The police equate pilfering with protest – even if these protests are protected under the First Amendment. This conflation reflects hostility and is part of the calculus many members of the public are forced to consider at all times. Studies have found that victims of interpersonal violence, undocumented individuals, and members of other marginalized communities are less likely to call the police for fear of being further harmed by antagonistic police officers or unsupported by wrongful policies and procedures.
COVID 19 forces changes in strategies for anti-violence groups
Like much of the country, Autry Phillips was caught off guard when a worldwide health crisis descended on Chicago last year. In addition to his long-time, ongoing efforts to reduce neighborhood violence, he now faced the challenge of conveying his organization’s message to residents who were increasingly vulnerable to a rampant virus. “When COVID hit back in March we didn’t know what to do,” says Phillips, executive director of Target Area Development Corp.. “If COVID was part of a street organization and carrying a gun, hanging out on the corner, I would have known exactly what to do. We had no idea what to do with COVID.”
Aside from sharing federal safety guidelines to prevent the spread of COVID-19 (“We said, ‘It’s time to put the guns down, but you gotta put a mask on now,’” recalls Phillips.), he and other peace activists have been forced to regroup and re-strategize.
Patrons waiting outside of a south suburban dispensary is becoming a common sight. Black and Latinx owners are barely a blip on the cannabis income radar. Kara Wright followed the rules and could be considered a winner, since the state awarded her and her applicant team the right to maybe get cannabis dispensary licenses in a yet to be conducted lottery.
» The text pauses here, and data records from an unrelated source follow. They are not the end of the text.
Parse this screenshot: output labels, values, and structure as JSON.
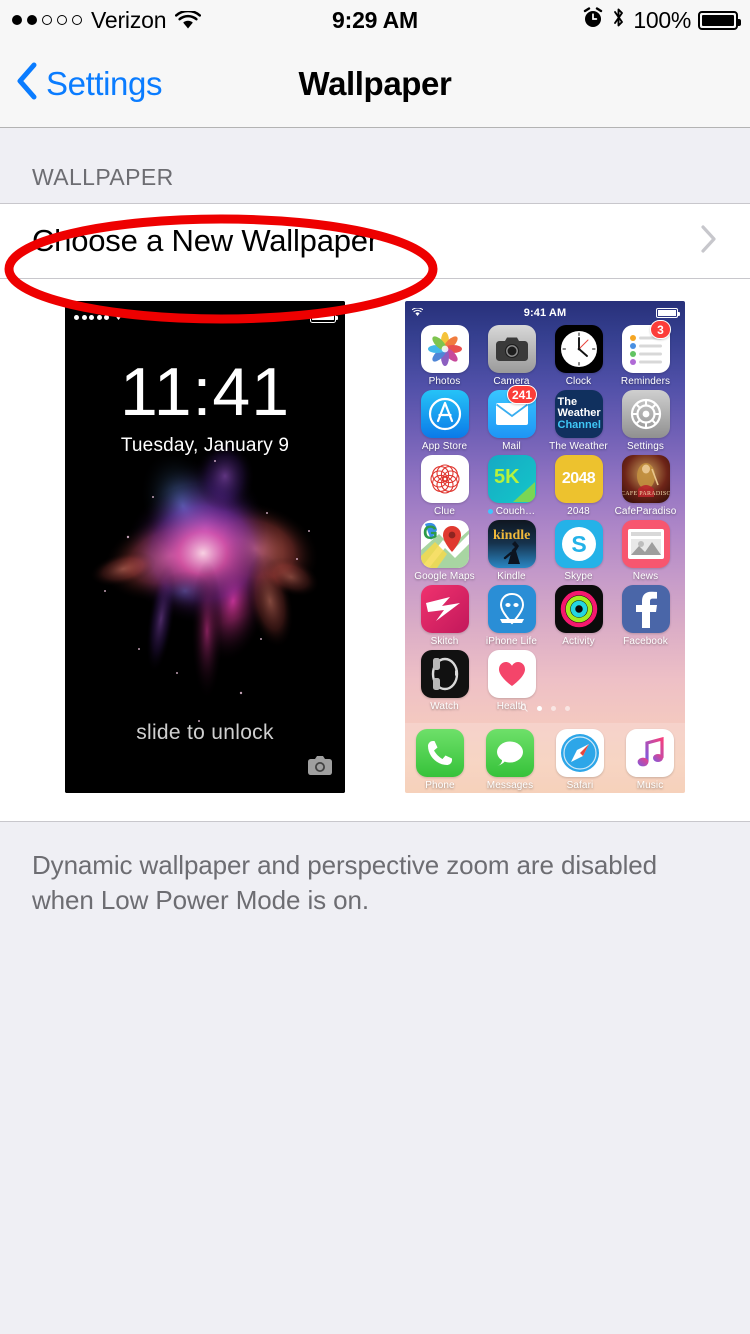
{
  "status_bar": {
    "signal_filled": 2,
    "signal_total": 5,
    "carrier": "Verizon",
    "wifi_icon": "wifi-icon",
    "time": "9:29 AM",
    "alarm_icon": "alarm-clock-icon",
    "bluetooth_icon": "bluetooth-icon",
    "battery_percent": "100%",
    "battery_level": 100
  },
  "nav_bar": {
    "back_label": "Settings",
    "back_icon": "chevron-left-icon",
    "title": "Wallpaper"
  },
  "section": {
    "header": "WALLPAPER",
    "cell_label": "Choose a New Wallpaper",
    "chevron_icon": "chevron-right-icon"
  },
  "lock_preview": {
    "name": "lock-screen-preview",
    "signal_dots": 5,
    "wifi_icon": "wifi-icon",
    "battery_level": 100,
    "time": "11:41",
    "date": "Tuesday, January 9",
    "slide_text": "slide to unlock",
    "camera_icon": "camera-icon"
  },
  "home_preview": {
    "name": "home-screen-preview",
    "wifi_icon": "wifi-icon",
    "time": "9:41 AM",
    "battery_level": 100,
    "apps": [
      {
        "label": "Photos",
        "icon": "photos-icon"
      },
      {
        "label": "Camera",
        "icon": "camera-icon"
      },
      {
        "label": "Clock",
        "icon": "clock-icon"
      },
      {
        "label": "Reminders",
        "icon": "reminders-icon",
        "badge": "3"
      },
      {
        "label": "App Store",
        "icon": "app-store-icon"
      },
      {
        "label": "Mail",
        "icon": "mail-icon",
        "badge": "241"
      },
      {
        "label": "The Weather",
        "icon": "weather-channel-icon"
      },
      {
        "label": "Settings",
        "icon": "settings-icon"
      },
      {
        "label": "Clue",
        "icon": "clue-icon"
      },
      {
        "label": "Couch…",
        "icon": "couch-to-5k-icon",
        "new": true
      },
      {
        "label": "2048",
        "icon": "2048-icon"
      },
      {
        "label": "CafeParadiso",
        "icon": "cafe-paradiso-icon"
      },
      {
        "label": "Google Maps",
        "icon": "google-maps-icon"
      },
      {
        "label": "Kindle",
        "icon": "kindle-icon"
      },
      {
        "label": "Skype",
        "icon": "skype-icon"
      },
      {
        "label": "News",
        "icon": "news-icon"
      },
      {
        "label": "Skitch",
        "icon": "skitch-icon"
      },
      {
        "label": "iPhone Life",
        "icon": "iphone-life-icon"
      },
      {
        "label": "Activity",
        "icon": "activity-icon"
      },
      {
        "label": "Facebook",
        "icon": "facebook-icon"
      },
      {
        "label": "Watch",
        "icon": "watch-icon"
      },
      {
        "label": "Health",
        "icon": "health-icon"
      }
    ],
    "page_dots": {
      "search_icon": "search-icon",
      "count": 3,
      "active": 1
    },
    "dock": [
      {
        "label": "Phone",
        "icon": "phone-icon"
      },
      {
        "label": "Messages",
        "icon": "messages-icon"
      },
      {
        "label": "Safari",
        "icon": "safari-icon"
      },
      {
        "label": "Music",
        "icon": "music-icon"
      }
    ]
  },
  "footer": {
    "text": "Dynamic wallpaper and perspective zoom are disabled when Low Power Mode is on."
  },
  "annotation": {
    "shape": "red-ellipse-highlight",
    "color": "#ee0000",
    "target": "Choose a New Wallpaper"
  }
}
Yet after months of delays, the lottery hasn’t been conducted, and Wright, one few Black step away from legally selling cannabis in Illinois, still doesn’t have a license. “We are almost at a billion dollars [of sales] here in Illinois,” said Wright.
The soccer team Santas plays a match at Seven Bridges Ice Arena in Woodridge, Illinois. (Photo by Rita Oceguera/The Chicago Reporter)
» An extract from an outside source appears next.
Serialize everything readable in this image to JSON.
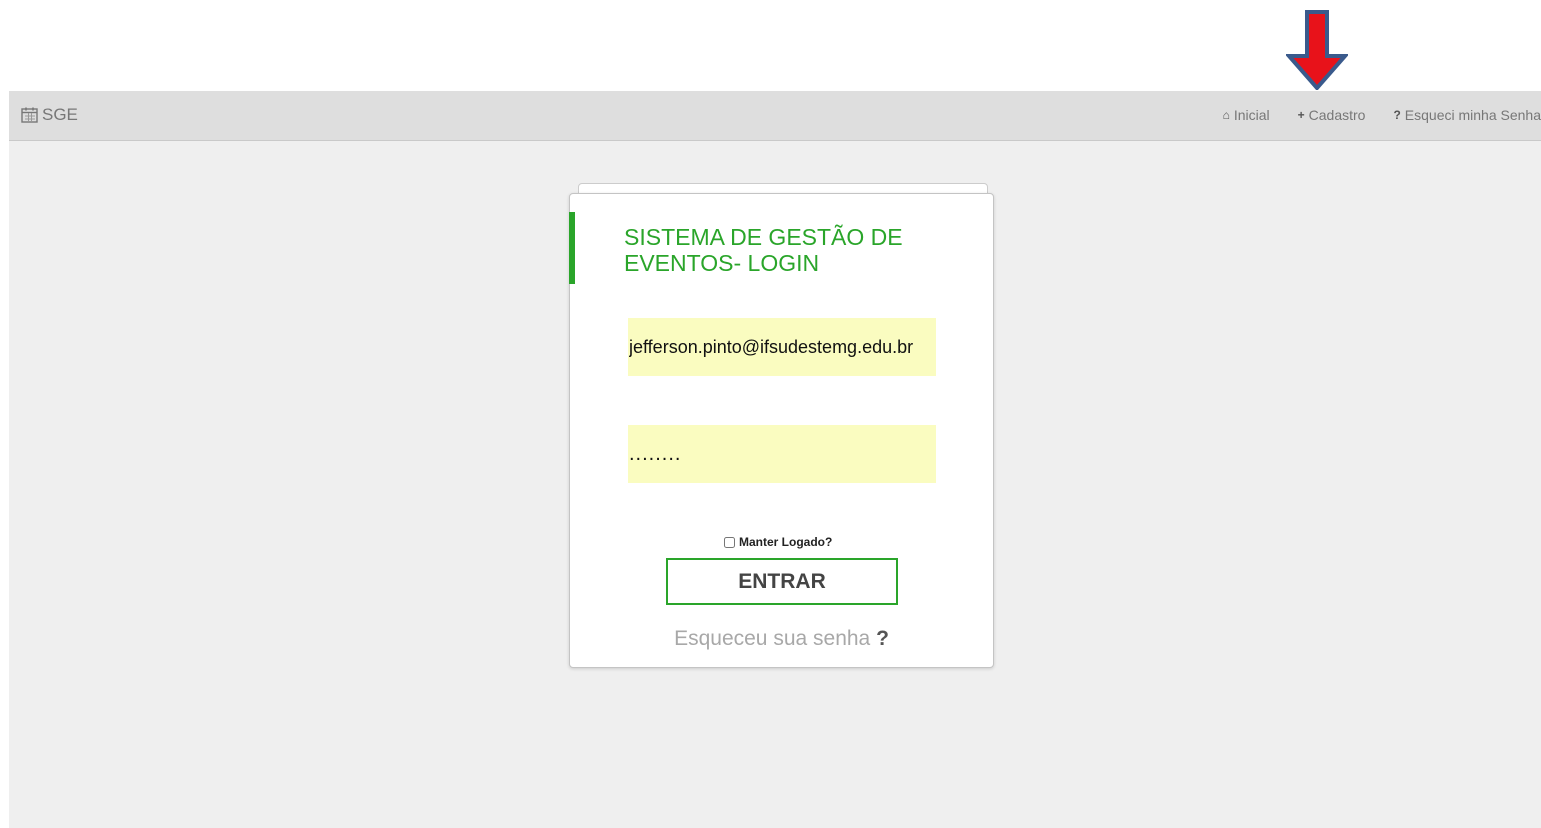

IN ENGLISH | EN ESPAÑOL
AURORA, Ill. – The first thing visitors hear opening the door of the facility is Spanish music. While the sound makes it seem as if nothing has changed, the building is still. The children who once ran freely, spilling chips as they chased one another, are gone.The screaming mothers and friends at the sidelines are no longer there.